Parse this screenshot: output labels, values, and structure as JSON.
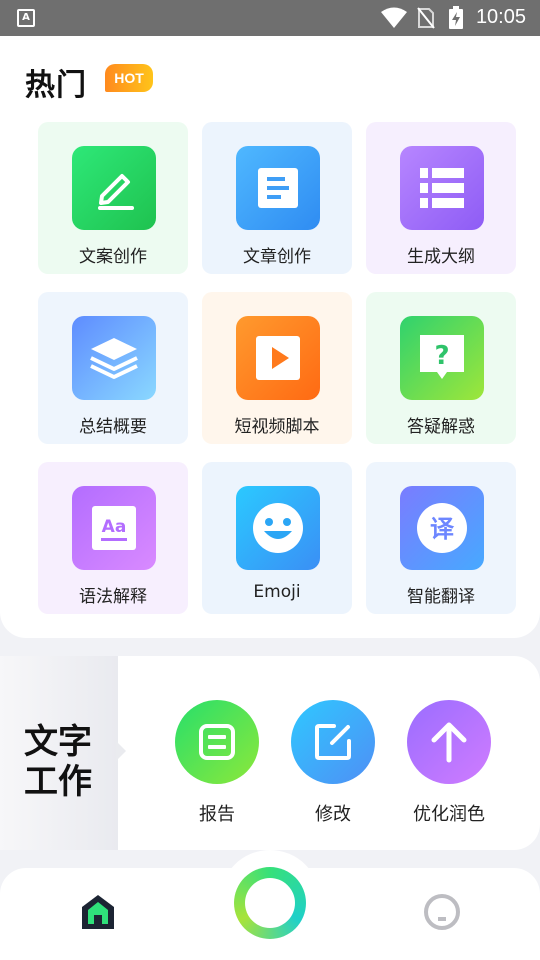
{
  "status_bar": {
    "time": "10:05",
    "app_letter": "A"
  },
  "hot": {
    "title": "热门",
    "badge": "HOT",
    "tiles": [
      {
        "label": "文案创作",
        "icon": "pencil-icon",
        "tile_bg": "#edfbf1",
        "icon_bg": [
          "#2ee878",
          "#1fc24f"
        ]
      },
      {
        "label": "文章创作",
        "icon": "document-icon",
        "tile_bg": "#ecf4fd",
        "icon_bg": [
          "#4fb8ff",
          "#2f8cf2"
        ]
      },
      {
        "label": "生成大纲",
        "icon": "list-icon",
        "tile_bg": "#f6effe",
        "icon_bg": [
          "#b786ff",
          "#8e5cf5"
        ]
      },
      {
        "label": "总结概要",
        "icon": "layers-icon",
        "tile_bg": "#eef5fd",
        "icon_bg": [
          "#5e8cff",
          "#8ad8ff"
        ]
      },
      {
        "label": "短视频脚本",
        "icon": "play-icon",
        "tile_bg": "#fff6ec",
        "icon_bg": [
          "#ff9a2e",
          "#ff6a13"
        ]
      },
      {
        "label": "答疑解惑",
        "icon": "question-bubble-icon",
        "tile_bg": "#edfbf1",
        "icon_bg": [
          "#2fd26e",
          "#9ee63a"
        ]
      },
      {
        "label": "语法解释",
        "icon": "grammar-icon",
        "tile_bg": "#f7effe",
        "icon_bg": [
          "#b36dff",
          "#d98aff"
        ]
      },
      {
        "label": "Emoji",
        "icon": "emoji-icon",
        "tile_bg": "#ecf4fd",
        "icon_bg": [
          "#2bc9ff",
          "#3a8ff5"
        ]
      },
      {
        "label": "智能翻译",
        "icon": "translate-icon",
        "tile_bg": "#eef5fd",
        "icon_bg": [
          "#7a7cff",
          "#47a9ff"
        ]
      }
    ],
    "translate_glyph": "译",
    "grammar_glyph": "Aa",
    "question_glyph": "?"
  },
  "work": {
    "title": "文字工作",
    "buttons": [
      {
        "label": "报告",
        "icon": "report-icon"
      },
      {
        "label": "修改",
        "icon": "edit-icon"
      },
      {
        "label": "优化润色",
        "icon": "arrow-up-icon"
      }
    ]
  },
  "nav": {
    "items": [
      "home-icon",
      "create-ring-icon",
      "profile-icon"
    ]
  }
}
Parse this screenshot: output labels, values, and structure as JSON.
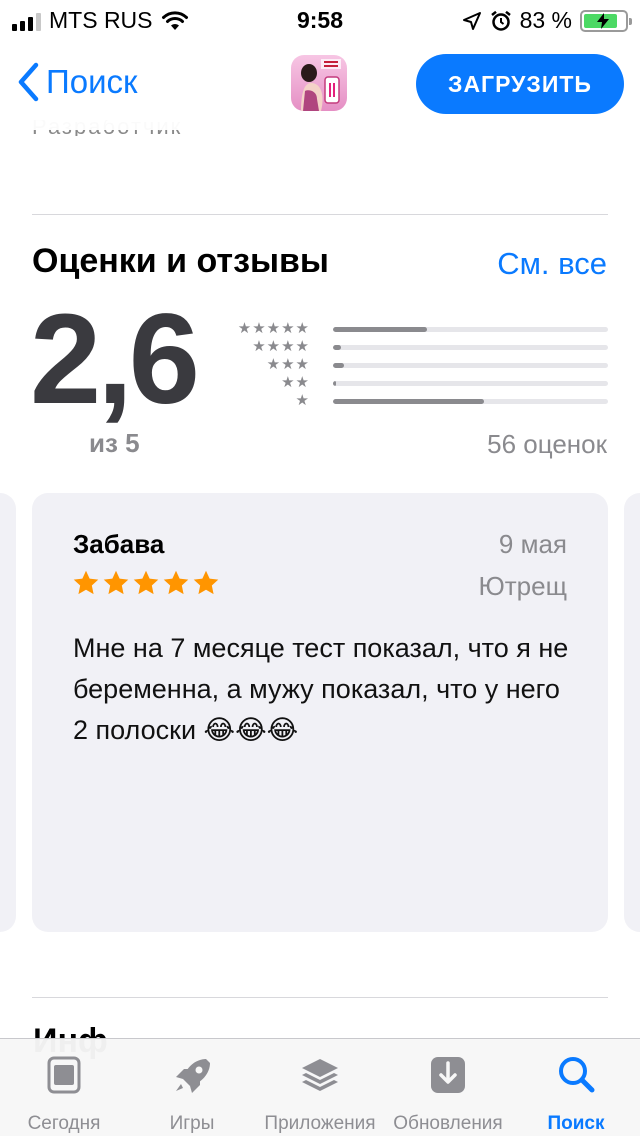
{
  "status_bar": {
    "carrier": "MTS RUS",
    "time": "9:58",
    "battery_percent": "83 %",
    "battery_level": 0.83,
    "icons": [
      "signal-icon",
      "wifi-icon",
      "location-arrow-icon",
      "alarm-icon",
      "battery-icon",
      "charging-bolt-icon"
    ]
  },
  "nav": {
    "back_label": "Поиск",
    "get_label": "ЗАГРУЗИТЬ",
    "faded_text": "Разработчик"
  },
  "ratings": {
    "title": "Оценки и отзывы",
    "see_all": "См. все",
    "score": "2,6",
    "out_of": "из 5",
    "count_label": "56 оценок",
    "distribution": [
      {
        "stars": "★★★★★",
        "fraction": 0.34
      },
      {
        "stars": "★★★★",
        "fraction": 0.03
      },
      {
        "stars": "★★★",
        "fraction": 0.04
      },
      {
        "stars": "★★",
        "fraction": 0.01
      },
      {
        "stars": "★",
        "fraction": 0.55
      }
    ]
  },
  "review": {
    "author": "Забава",
    "date": "9 мая",
    "nickname": "Ютрещ",
    "rating": 5,
    "body": "Мне на 7 месяце тест показал, что я не беременна, а мужу показал, что у него 2 полоски 😂😂😂"
  },
  "next_section_title": "Инф",
  "tabbar": {
    "items": [
      {
        "label": "Сегодня",
        "icon": "today-icon",
        "active": false
      },
      {
        "label": "Игры",
        "icon": "rocket-icon",
        "active": false
      },
      {
        "label": "Приложения",
        "icon": "apps-stack-icon",
        "active": false
      },
      {
        "label": "Обновления",
        "icon": "updates-download-icon",
        "active": false
      },
      {
        "label": "Поиск",
        "icon": "search-icon",
        "active": true
      }
    ]
  },
  "colors": {
    "accent": "#0a7aff",
    "star_orange": "#ff9500",
    "bar_fill": "#8a8a8e",
    "card_bg": "#f1f1f6",
    "battery_green": "#4cd964"
  }
}
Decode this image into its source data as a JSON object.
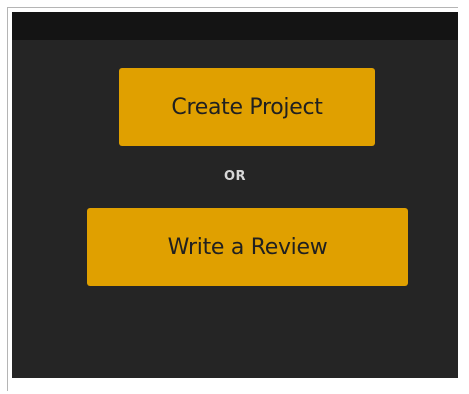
{
  "actions": {
    "create_project_label": "Create Project",
    "separator_label": "OR",
    "write_review_label": "Write a Review"
  },
  "colors": {
    "panel_bg": "#252525",
    "top_bar_bg": "#141414",
    "button_bg": "#e0a000",
    "button_text": "#202020",
    "separator_text": "#d8d8d8"
  }
}
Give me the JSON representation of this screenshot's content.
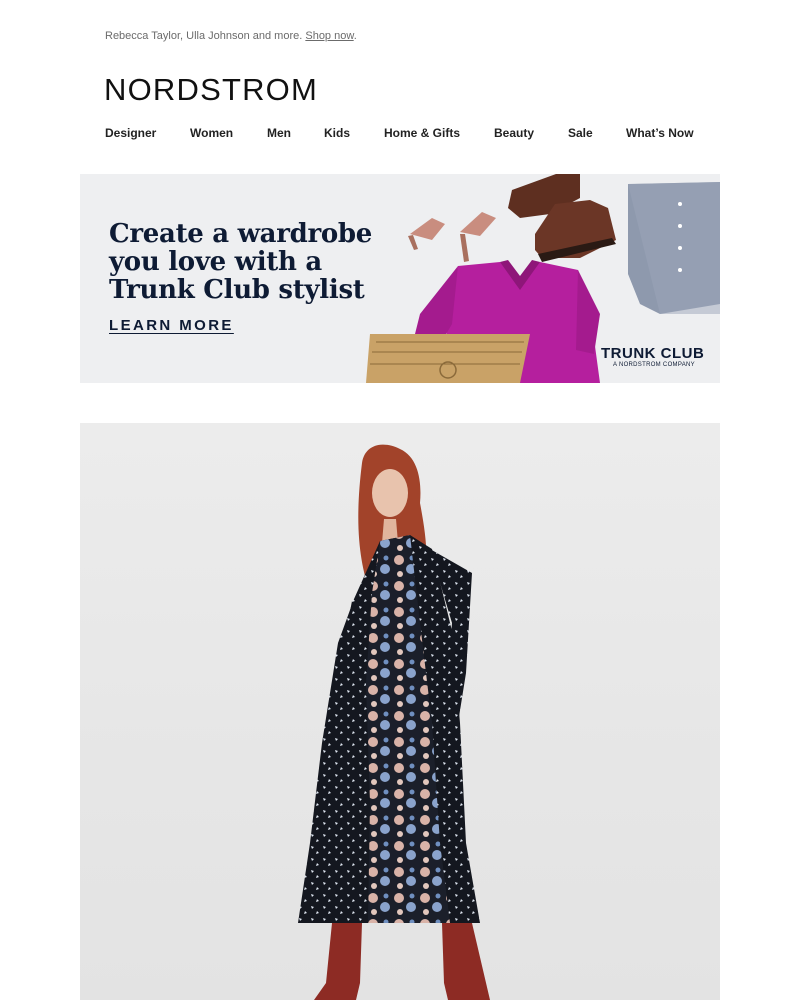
{
  "preheader": {
    "text": "Rebecca Taylor, Ulla Johnson and more. ",
    "link_label": "Shop now",
    "suffix": "."
  },
  "brand": {
    "logo_text": "NORDSTROM"
  },
  "nav": {
    "items": [
      {
        "label": "Designer"
      },
      {
        "label": "Women"
      },
      {
        "label": "Men"
      },
      {
        "label": "Kids"
      },
      {
        "label": "Home & Gifts"
      },
      {
        "label": "Beauty"
      },
      {
        "label": "Sale"
      },
      {
        "label": "What’s Now"
      }
    ]
  },
  "banner": {
    "headline_lines": [
      "Create a wardrobe",
      "you love with a",
      "Trunk Club stylist"
    ],
    "cta_label": "LEARN MORE",
    "brand_name": "TRUNK CLUB",
    "brand_tagline": "A NORDSTROM COMPANY",
    "colors": {
      "navy": "#0e1b34",
      "sweater": "#b51f9e",
      "shoe_pink": "#c98d7f",
      "boot_brown": "#6b3626",
      "box_kraft": "#c9a267",
      "shirt_blue": "#8e99ad"
    }
  },
  "hero": {
    "colors": {
      "background": "#e7e7e7",
      "hair": "#a2432a",
      "dress_dark": "#14171f",
      "boots": "#8d2b24"
    }
  }
}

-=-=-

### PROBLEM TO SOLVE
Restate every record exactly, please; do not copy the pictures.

### ANSWER SPACE
Parse this screenshot: output labels, values, and structure as JSON.
{
  "status_bar": {
    "time": "10:05",
    "app_letter": "A"
  },
  "hot": {
    "title": "热门",
    "badge": "HOT",
    "tiles": [
      {
        "label": "文案创作",
        "icon": "pencil-icon",
        "tile_bg": "#edfbf1",
        "icon_bg": [
          "#2ee878",
          "#1fc24f"
        ]
      },
      {
        "label": "文章创作",
        "icon": "document-icon",
        "tile_bg": "#ecf4fd",
        "icon_bg": [
          "#4fb8ff",
          "#2f8cf2"
        ]
      },
      {
        "label": "生成大纲",
        "icon": "list-icon",
        "tile_bg": "#f6effe",
        "icon_bg": [
          "#b786ff",
          "#8e5cf5"
        ]
      },
      {
        "label": "总结概要",
        "icon": "layers-icon",
        "tile_bg": "#eef5fd",
        "icon_bg": [
          "#5e8cff",
          "#8ad8ff"
        ]
      },
      {
        "label": "短视频脚本",
        "icon": "play-icon",
        "tile_bg": "#fff6ec",
        "icon_bg": [
          "#ff9a2e",
          "#ff6a13"
        ]
      },
      {
        "label": "答疑解惑",
        "icon": "question-bubble-icon",
        "tile_bg": "#edfbf1",
        "icon_bg": [
          "#2fd26e",
          "#9ee63a"
        ]
      },
      {
        "label": "语法解释",
        "icon": "grammar-icon",
        "tile_bg": "#f7effe",
        "icon_bg": [
          "#b36dff",
          "#d98aff"
        ]
      },
      {
        "label": "Emoji",
        "icon": "emoji-icon",
        "tile_bg": "#ecf4fd",
        "icon_bg": [
          "#2bc9ff",
          "#3a8ff5"
        ]
      },
      {
        "label": "智能翻译",
        "icon": "translate-icon",
        "tile_bg": "#eef5fd",
        "icon_bg": [
          "#7a7cff",
          "#47a9ff"
        ]
      }
    ],
    "translate_glyph": "译",
    "grammar_glyph": "Aa",
    "question_glyph": "?"
  },
  "work": {
    "title": "文字工作",
    "buttons": [
      {
        "label": "报告",
        "icon": "report-icon"
      },
      {
        "label": "修改",
        "icon": "edit-icon"
      },
      {
        "label": "优化润色",
        "icon": "arrow-up-icon"
      }
    ]
  },
  "nav": {
    "items": [
      "home-icon",
      "create-ring-icon",
      "profile-icon"
    ]
  }
}
Parse this screenshot: output labels, values, and structure as JSON.
{
  "status_bar": {
    "carrier": "MTS RUS",
    "time": "9:58",
    "battery_percent": "83 %",
    "battery_level": 0.83,
    "icons": [
      "signal-icon",
      "wifi-icon",
      "location-arrow-icon",
      "alarm-icon",
      "battery-icon",
      "charging-bolt-icon"
    ]
  },
  "nav": {
    "back_label": "Поиск",
    "get_label": "ЗАГРУЗИТЬ",
    "faded_text": "Разработчик"
  },
  "ratings": {
    "title": "Оценки и отзывы",
    "see_all": "См. все",
    "score": "2,6",
    "out_of": "из 5",
    "count_label": "56 оценок",
    "distribution": [
      {
        "stars": "★★★★★",
        "fraction": 0.34
      },
      {
        "stars": "★★★★",
        "fraction": 0.03
      },
      {
        "stars": "★★★",
        "fraction": 0.04
      },
      {
        "stars": "★★",
        "fraction": 0.01
      },
      {
        "stars": "★",
        "fraction": 0.55
      }
    ]
  },
  "review": {
    "author": "Забава",
    "date": "9 мая",
    "nickname": "Ютрещ",
    "rating": 5,
    "body": "Мне на 7 месяце тест показал, что я не беременна, а мужу показал, что у него 2 полоски 😂😂😂"
  },
  "next_section_title": "Инф",
  "tabbar": {
    "items": [
      {
        "label": "Сегодня",
        "icon": "today-icon",
        "active": false
      },
      {
        "label": "Игры",
        "icon": "rocket-icon",
        "active": false
      },
      {
        "label": "Приложения",
        "icon": "apps-stack-icon",
        "active": false
      },
      {
        "label": "Обновления",
        "icon": "updates-download-icon",
        "active": false
      },
      {
        "label": "Поиск",
        "icon": "search-icon",
        "active": true
      }
    ]
  },
  "colors": {
    "accent": "#0a7aff",
    "star_orange": "#ff9500",
    "bar_fill": "#8a8a8e",
    "card_bg": "#f1f1f6",
    "battery_green": "#4cd964"
  }
}
Decode this image into its source data as a JSON object.
{
  "actions": {
    "create_project_label": "Create Project",
    "separator_label": "OR",
    "write_review_label": "Write a Review"
  },
  "colors": {
    "panel_bg": "#252525",
    "top_bar_bg": "#141414",
    "button_bg": "#e0a000",
    "button_text": "#202020",
    "separator_text": "#d8d8d8"
  }
}
Give me the JSON representation of this screenshot's content.
{
  "preheader": {
    "text": "Rebecca Taylor, Ulla Johnson and more. ",
    "link_label": "Shop now",
    "suffix": "."
  },
  "brand": {
    "logo_text": "NORDSTROM"
  },
  "nav": {
    "items": [
      {
        "label": "Designer"
      },
      {
        "label": "Women"
      },
      {
        "label": "Men"
      },
      {
        "label": "Kids"
      },
      {
        "label": "Home & Gifts"
      },
      {
        "label": "Beauty"
      },
      {
        "label": "Sale"
      },
      {
        "label": "What’s Now"
      }
    ]
  },
  "banner": {
    "headline_lines": [
      "Create a wardrobe",
      "you love with a",
      "Trunk Club stylist"
    ],
    "cta_label": "LEARN MORE",
    "brand_name": "TRUNK CLUB",
    "brand_tagline": "A NORDSTROM COMPANY",
    "colors": {
      "navy": "#0e1b34",
      "sweater": "#b51f9e",
      "shoe_pink": "#c98d7f",
      "boot_brown": "#6b3626",
      "box_kraft": "#c9a267",
      "shirt_blue": "#8e99ad"
    }
  },
  "hero": {
    "colors": {
      "background": "#e7e7e7",
      "hair": "#a2432a",
      "dress_dark": "#14171f",
      "boots": "#8d2b24"
    }
  }
}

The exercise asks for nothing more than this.